Roger Federer has little trouble in Rotterdam. Getty

[Correction: A previous version of this article incorrectly stated that Roger Federer had lost two sets in 2017. He has lost three sets this year.]

It must feel great to consistently be on top of your game. For the ageless Roger Federer, these are special times, as he recently became the oldest No. 1 in tennis history, thus effectively silencing all skeptics who may have assumed Father Time would start catching up to him by 2018.

The 36-year-old is a perfect 12-0 this year, cruising to a Grand Slam title in Melbourne and rolling through the Rotterdam Open in February. It's been a particularly impressive run, as Federer has only conceded three sets this year.

Federer, who boasts a staggering 20 Grand Slam titles on his resume, officially reclaimed his spot as the World No. 1 after defeating Grigor Dimitrov in the Rotterdam final on Feb. 18. But he had the top spot wrapped up after beating Robin Haase in the quarterfinals, adding just a bit more motivation to close out the tournament in style.

“Reaching No. 1 is one of, if not the ultimate, achievement in our sport,” Federer said after defeating Haase. “Sometimes, at the beginning, you just kind of get there because you played so well but later you have to fight for it and have to wrestle it back from someone who deserves to be there. When you are older you maybe have to put double the work in. This maybe means the most to me in my career.”

It has helped that injuries to Novak Djokovic and Andy Murray have dropped the two stars in the ATP Rankings to No. 13 and No. 21, respectively. It also doesn't hurt that there hasn't been a legitimate tennis phenom to emerge on the tour in several years.

But it's hard to downplay Federer's achievement. While he is only 345 points ahead of No. 2 Rafael Nadal, the Swiss legend is a whopping 5,145 points ahead of No. 3 Marin Cilic.

Meanwhile, he's been affored an extended rest. Federer opted to attend the Laureus awards ceremony in Monte Carlo instead of accepting a wild-card invitation to the Dubai Championships.

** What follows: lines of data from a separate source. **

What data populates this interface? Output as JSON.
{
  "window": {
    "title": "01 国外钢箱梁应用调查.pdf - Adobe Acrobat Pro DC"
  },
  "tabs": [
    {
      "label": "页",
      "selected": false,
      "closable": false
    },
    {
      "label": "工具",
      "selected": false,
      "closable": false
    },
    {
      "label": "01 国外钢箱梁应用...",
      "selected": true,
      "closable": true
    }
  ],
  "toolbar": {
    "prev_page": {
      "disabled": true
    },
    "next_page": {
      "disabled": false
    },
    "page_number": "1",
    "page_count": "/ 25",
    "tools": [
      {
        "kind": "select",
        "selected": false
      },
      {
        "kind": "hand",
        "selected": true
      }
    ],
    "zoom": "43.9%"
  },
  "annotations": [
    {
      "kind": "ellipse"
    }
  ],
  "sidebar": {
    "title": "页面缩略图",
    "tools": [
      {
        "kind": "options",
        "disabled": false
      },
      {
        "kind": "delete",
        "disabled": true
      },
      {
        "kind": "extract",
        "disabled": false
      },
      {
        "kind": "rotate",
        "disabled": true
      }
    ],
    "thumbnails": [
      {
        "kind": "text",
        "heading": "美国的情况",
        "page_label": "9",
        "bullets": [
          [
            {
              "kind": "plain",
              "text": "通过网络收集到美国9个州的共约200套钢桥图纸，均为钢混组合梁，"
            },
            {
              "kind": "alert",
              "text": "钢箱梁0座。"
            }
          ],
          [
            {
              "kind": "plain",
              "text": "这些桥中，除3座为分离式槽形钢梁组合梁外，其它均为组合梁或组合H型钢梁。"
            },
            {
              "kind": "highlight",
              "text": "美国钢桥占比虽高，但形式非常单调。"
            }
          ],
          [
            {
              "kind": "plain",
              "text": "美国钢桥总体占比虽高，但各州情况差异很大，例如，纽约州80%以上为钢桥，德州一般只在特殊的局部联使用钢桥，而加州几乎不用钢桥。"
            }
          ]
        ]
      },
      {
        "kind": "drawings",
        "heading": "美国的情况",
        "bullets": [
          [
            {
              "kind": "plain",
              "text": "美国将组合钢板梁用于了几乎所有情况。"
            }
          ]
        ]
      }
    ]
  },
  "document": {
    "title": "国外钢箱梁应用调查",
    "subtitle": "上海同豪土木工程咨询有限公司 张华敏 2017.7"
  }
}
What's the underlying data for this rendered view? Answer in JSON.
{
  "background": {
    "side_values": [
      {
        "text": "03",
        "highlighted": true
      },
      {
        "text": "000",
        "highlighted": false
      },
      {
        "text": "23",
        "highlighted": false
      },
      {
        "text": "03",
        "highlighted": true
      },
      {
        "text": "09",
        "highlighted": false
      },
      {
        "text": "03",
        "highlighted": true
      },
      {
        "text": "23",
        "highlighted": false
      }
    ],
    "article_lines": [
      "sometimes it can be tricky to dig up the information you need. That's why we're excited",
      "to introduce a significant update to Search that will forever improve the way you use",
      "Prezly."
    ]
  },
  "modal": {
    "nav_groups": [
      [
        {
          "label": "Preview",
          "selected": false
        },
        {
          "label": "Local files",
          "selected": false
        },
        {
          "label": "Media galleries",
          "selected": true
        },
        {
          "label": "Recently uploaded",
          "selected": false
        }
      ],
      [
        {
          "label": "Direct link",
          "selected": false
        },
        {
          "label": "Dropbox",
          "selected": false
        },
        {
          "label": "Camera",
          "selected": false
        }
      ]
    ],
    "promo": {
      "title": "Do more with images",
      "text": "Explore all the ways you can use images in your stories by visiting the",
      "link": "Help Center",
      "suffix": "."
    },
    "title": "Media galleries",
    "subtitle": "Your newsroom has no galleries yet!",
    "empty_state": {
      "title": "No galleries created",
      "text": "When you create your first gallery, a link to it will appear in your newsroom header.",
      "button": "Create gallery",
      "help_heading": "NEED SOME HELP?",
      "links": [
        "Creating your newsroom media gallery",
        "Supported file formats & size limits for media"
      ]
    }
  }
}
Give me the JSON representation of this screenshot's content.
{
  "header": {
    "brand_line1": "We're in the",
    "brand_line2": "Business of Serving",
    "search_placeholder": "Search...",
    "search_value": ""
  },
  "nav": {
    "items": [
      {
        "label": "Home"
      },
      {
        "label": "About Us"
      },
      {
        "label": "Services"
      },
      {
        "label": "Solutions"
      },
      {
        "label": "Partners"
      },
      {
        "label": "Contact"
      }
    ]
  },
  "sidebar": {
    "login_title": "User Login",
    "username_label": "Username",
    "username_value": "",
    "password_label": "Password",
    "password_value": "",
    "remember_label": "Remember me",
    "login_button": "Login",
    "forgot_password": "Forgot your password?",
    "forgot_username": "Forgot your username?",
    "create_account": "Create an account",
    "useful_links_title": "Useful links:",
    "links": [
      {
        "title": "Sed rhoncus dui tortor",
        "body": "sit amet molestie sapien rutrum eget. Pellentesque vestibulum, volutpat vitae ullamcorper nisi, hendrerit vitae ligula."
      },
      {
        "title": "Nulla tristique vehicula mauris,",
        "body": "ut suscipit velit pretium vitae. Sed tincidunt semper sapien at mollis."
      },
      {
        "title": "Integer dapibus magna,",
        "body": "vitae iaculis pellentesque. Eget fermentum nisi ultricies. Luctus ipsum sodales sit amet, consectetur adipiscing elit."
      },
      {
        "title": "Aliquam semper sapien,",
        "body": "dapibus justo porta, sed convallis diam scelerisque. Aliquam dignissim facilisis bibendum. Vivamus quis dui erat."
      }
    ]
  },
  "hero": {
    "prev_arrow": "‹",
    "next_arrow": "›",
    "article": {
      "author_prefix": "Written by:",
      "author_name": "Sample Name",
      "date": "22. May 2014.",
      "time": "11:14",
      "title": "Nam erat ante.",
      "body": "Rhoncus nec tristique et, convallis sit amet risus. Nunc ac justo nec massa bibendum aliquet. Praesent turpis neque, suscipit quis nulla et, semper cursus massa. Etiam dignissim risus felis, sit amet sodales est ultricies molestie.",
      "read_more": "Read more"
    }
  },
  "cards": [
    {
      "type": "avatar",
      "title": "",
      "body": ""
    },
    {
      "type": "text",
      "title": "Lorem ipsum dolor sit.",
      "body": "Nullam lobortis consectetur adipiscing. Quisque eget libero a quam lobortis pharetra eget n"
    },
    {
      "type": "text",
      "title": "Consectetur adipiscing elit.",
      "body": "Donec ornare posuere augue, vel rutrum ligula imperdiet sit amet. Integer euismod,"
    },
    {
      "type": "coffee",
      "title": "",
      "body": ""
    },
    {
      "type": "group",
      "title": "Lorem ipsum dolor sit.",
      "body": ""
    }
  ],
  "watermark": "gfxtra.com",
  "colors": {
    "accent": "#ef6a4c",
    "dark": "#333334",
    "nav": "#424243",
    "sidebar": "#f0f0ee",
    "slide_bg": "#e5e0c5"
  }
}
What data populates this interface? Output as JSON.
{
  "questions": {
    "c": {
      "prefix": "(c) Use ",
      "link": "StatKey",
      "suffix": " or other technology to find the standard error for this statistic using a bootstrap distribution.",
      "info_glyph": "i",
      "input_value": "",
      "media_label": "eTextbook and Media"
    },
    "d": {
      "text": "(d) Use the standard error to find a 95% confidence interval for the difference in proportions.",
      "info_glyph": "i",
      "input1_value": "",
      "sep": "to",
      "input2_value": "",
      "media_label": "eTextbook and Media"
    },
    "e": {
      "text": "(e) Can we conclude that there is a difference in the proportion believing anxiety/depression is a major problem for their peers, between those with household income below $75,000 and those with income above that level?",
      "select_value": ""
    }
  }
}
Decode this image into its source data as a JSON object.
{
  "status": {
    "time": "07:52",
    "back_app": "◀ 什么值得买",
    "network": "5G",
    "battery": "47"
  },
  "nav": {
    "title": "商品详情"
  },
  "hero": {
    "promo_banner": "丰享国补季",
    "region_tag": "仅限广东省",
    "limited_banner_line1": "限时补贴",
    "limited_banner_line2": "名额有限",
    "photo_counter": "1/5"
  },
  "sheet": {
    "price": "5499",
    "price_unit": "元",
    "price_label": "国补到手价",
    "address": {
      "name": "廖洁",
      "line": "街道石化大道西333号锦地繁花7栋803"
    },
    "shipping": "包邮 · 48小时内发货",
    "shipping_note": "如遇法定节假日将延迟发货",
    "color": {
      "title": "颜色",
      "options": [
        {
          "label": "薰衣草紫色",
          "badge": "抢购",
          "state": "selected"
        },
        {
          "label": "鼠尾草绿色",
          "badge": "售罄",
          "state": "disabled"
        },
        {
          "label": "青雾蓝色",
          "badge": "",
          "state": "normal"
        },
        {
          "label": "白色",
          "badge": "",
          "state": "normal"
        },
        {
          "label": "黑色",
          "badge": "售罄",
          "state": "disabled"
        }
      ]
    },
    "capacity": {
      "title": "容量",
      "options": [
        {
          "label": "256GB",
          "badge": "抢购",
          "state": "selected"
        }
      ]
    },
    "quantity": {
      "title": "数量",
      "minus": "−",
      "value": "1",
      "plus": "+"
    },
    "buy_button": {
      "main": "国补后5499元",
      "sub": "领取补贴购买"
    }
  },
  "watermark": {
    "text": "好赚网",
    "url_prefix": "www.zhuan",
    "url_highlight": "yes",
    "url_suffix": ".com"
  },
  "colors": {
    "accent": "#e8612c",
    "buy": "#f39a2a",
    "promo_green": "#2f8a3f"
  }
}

On Saturday, No. 23 Roberto Bautista Agut defeated No. 15 Lucas Pouille to capture the title.

Up next for Federer is a trip to Southern California to compete in the Indian Wells Masters. He won't have to worry about a potential showdown with Nadal, who backed out of the tournament due to an injured right hip.

But will Federer be up to the task of facing Nadal in the French Open? Federer hasn't competed at Roland Garros since 2015. The tournament can be taxing on the body so Federer may feel it's in his best interest to look ahead to Wimbledon and the U.S. Open than endure long matches on the red clay.

Still, Federer has proven he's a competitor, and even the daunting prospect of facing Nadal, or possibly in-form stars like Djokovic and Cilic, may not deter him from another appearance in Paris. He claimed this week that the Grand Slam is still on his mind.

"I dream of coming back to Roland Garros," Federer told RMC Sport at the Laureus awards.

“[But] I do not know, I will decide that in April after Indian Wells."

Winning a French Open title would basically be the icing on the cake for Federer. He hasn't won the tournament since 2009 and hasn't advanced to the final since 2011, as Nadal has essentially owned the tournament. The Spaniard has left Paris with titles in 10 of the last 13 years.

How effectively Federer performs at next week's highly competitive Indian Wells might provide the best indication of his plans. He has won the tournament five times, and is the defending champion, but most of tennis' top stars will be looking to steal his crown so he might receive a tougher challenge than in Rotterdam.

The group might include Djokovic, who could make his comeback after an elbow injury sidelined him on Jan. 22.

Roger Federer accepts yet another award in Monte Carlo. Reuters